In these modern times, it is rare for a young man to formally ask a father for his daughter’s

hand in marriage but in the 50s and 60s this was an essential step. And it was a daunting experience.   Few young men when faces with a stern father felt brave enough to defend themselves but some did.  One response to a father's  'So you want to marry my daughter do you? What an impertinent question. Have you for one moment considered me and my family?' His reply was Sir, I have - but I love her and I'm prepared to put up with them.

Sometimes, if the father is aware of his daughter’s failings, his response to the young man might be very different, ‘Yes by all means marry her, but don’t ever come back to me expecting sympathy.’

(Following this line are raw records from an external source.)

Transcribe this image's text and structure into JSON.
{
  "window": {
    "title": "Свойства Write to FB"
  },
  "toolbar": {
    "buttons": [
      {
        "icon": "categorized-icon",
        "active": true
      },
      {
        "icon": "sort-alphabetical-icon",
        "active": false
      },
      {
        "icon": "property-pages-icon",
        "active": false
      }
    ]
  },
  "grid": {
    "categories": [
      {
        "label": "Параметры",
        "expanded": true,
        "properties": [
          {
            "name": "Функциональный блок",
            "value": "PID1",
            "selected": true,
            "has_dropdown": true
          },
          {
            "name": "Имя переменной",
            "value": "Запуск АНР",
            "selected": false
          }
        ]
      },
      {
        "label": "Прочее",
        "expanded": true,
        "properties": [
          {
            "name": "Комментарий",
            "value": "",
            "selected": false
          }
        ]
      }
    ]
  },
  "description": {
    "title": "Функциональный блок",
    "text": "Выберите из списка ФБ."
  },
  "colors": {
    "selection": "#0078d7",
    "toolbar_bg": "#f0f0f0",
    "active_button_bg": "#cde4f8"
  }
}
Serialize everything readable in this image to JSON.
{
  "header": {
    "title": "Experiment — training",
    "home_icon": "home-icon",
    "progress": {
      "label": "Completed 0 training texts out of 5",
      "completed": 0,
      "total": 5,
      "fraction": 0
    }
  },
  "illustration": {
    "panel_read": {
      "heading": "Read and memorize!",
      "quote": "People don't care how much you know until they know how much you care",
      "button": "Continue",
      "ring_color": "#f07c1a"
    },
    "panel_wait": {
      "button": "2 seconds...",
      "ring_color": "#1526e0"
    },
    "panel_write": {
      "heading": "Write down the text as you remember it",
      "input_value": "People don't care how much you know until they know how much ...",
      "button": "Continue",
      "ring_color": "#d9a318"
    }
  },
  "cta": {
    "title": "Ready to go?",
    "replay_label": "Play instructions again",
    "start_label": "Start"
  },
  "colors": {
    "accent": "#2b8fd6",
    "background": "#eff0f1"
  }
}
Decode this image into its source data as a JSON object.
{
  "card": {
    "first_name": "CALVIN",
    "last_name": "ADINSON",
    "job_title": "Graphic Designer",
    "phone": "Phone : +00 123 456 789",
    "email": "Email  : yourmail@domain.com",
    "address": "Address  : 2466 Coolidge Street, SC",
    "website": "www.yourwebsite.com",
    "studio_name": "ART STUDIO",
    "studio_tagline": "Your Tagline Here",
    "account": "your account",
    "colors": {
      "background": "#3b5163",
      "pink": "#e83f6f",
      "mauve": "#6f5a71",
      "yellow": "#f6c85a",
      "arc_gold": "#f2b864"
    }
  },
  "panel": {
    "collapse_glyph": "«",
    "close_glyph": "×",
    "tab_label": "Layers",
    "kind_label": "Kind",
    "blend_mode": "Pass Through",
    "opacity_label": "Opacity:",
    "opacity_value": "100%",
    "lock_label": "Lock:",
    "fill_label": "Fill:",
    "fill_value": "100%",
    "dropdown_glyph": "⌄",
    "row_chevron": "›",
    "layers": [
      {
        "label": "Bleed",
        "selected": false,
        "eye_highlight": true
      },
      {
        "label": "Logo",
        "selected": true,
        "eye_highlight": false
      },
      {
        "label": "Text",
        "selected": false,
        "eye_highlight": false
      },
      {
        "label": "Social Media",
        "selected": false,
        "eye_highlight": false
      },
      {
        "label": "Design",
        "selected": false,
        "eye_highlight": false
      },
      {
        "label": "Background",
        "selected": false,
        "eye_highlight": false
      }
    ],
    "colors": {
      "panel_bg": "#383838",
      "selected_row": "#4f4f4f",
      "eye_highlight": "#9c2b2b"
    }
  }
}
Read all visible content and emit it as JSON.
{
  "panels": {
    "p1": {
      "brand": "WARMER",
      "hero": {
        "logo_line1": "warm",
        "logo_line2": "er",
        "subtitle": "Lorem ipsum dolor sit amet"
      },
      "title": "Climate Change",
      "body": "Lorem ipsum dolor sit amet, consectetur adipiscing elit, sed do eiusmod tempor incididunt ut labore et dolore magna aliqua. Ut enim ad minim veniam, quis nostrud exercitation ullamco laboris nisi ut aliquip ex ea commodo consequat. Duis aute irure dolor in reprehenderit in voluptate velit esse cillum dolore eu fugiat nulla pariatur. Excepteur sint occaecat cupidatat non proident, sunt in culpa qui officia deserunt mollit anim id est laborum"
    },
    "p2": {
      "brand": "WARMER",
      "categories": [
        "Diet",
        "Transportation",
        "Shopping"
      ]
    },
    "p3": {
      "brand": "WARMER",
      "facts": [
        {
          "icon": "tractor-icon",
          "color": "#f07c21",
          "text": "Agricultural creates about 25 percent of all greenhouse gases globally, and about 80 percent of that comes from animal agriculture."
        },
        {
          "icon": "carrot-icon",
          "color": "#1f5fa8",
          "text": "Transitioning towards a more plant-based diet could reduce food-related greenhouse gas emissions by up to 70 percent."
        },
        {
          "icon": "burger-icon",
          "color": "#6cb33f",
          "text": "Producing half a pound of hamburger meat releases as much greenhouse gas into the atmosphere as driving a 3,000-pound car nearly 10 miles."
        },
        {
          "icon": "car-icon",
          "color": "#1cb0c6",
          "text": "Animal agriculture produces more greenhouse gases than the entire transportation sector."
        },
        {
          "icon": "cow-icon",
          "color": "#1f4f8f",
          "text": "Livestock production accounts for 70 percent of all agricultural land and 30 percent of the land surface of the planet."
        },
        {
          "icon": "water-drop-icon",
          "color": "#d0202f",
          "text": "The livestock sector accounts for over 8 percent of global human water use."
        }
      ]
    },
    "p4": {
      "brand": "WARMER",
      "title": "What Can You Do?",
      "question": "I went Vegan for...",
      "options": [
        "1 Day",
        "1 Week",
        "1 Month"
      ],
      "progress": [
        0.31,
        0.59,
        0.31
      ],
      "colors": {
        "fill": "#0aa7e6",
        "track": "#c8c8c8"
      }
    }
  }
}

Another father once replied. ‘Take her young man, she is exceptionally kindhearted and generous’. To which the prospective, but impecunious youth, replied, ‘I do hope that she has inherited that generosity from you, Sir.’

One hen pecked father with marital problems of his own, when asked for his daughter’s hand in marriage responded ‘You had better see her mother first.’

Sometimes, if a bun has appeared in the proverbial oven, (now that’s not an expression you hear these days)  a chat with her parents becomes a matter of necessity. ‘Do you think your Dad will say much when I tell him we’re going to get married,’ one boy asked his girl.        ‘I don’t know,’ the girl replied, ‘But I fancy he would if you told him we weren’t.’

Finally, a little tale about the wedding. The usher was showing people to their seats at a 1960s wedding. Are you a friend of the bridegroom?' he asked one particularly stern lady.   'No, I certainly am not' came the grim reply, 'I'm the bride's mother!'

I acknowledge that many of these observations on courting in days gone by are those of John AYE whose humorous thoughts on a variety of subjects are well worth reading.

Quotations of the week

1) 'Here lies my wife; here let her lie

Now she's at peace and so am I'   

 John Dryden  1631 - 1700 epitaph; attributed but mot traced to his works

2)  The most happy marriage that I can imagine would be the union of a deaf man to a blind woman                             Samuel Taylor Coleridge  1772 - 1834               


For details of Peter’s novels and collections of short stories search ‘Peter Sykes’ on Amazon Books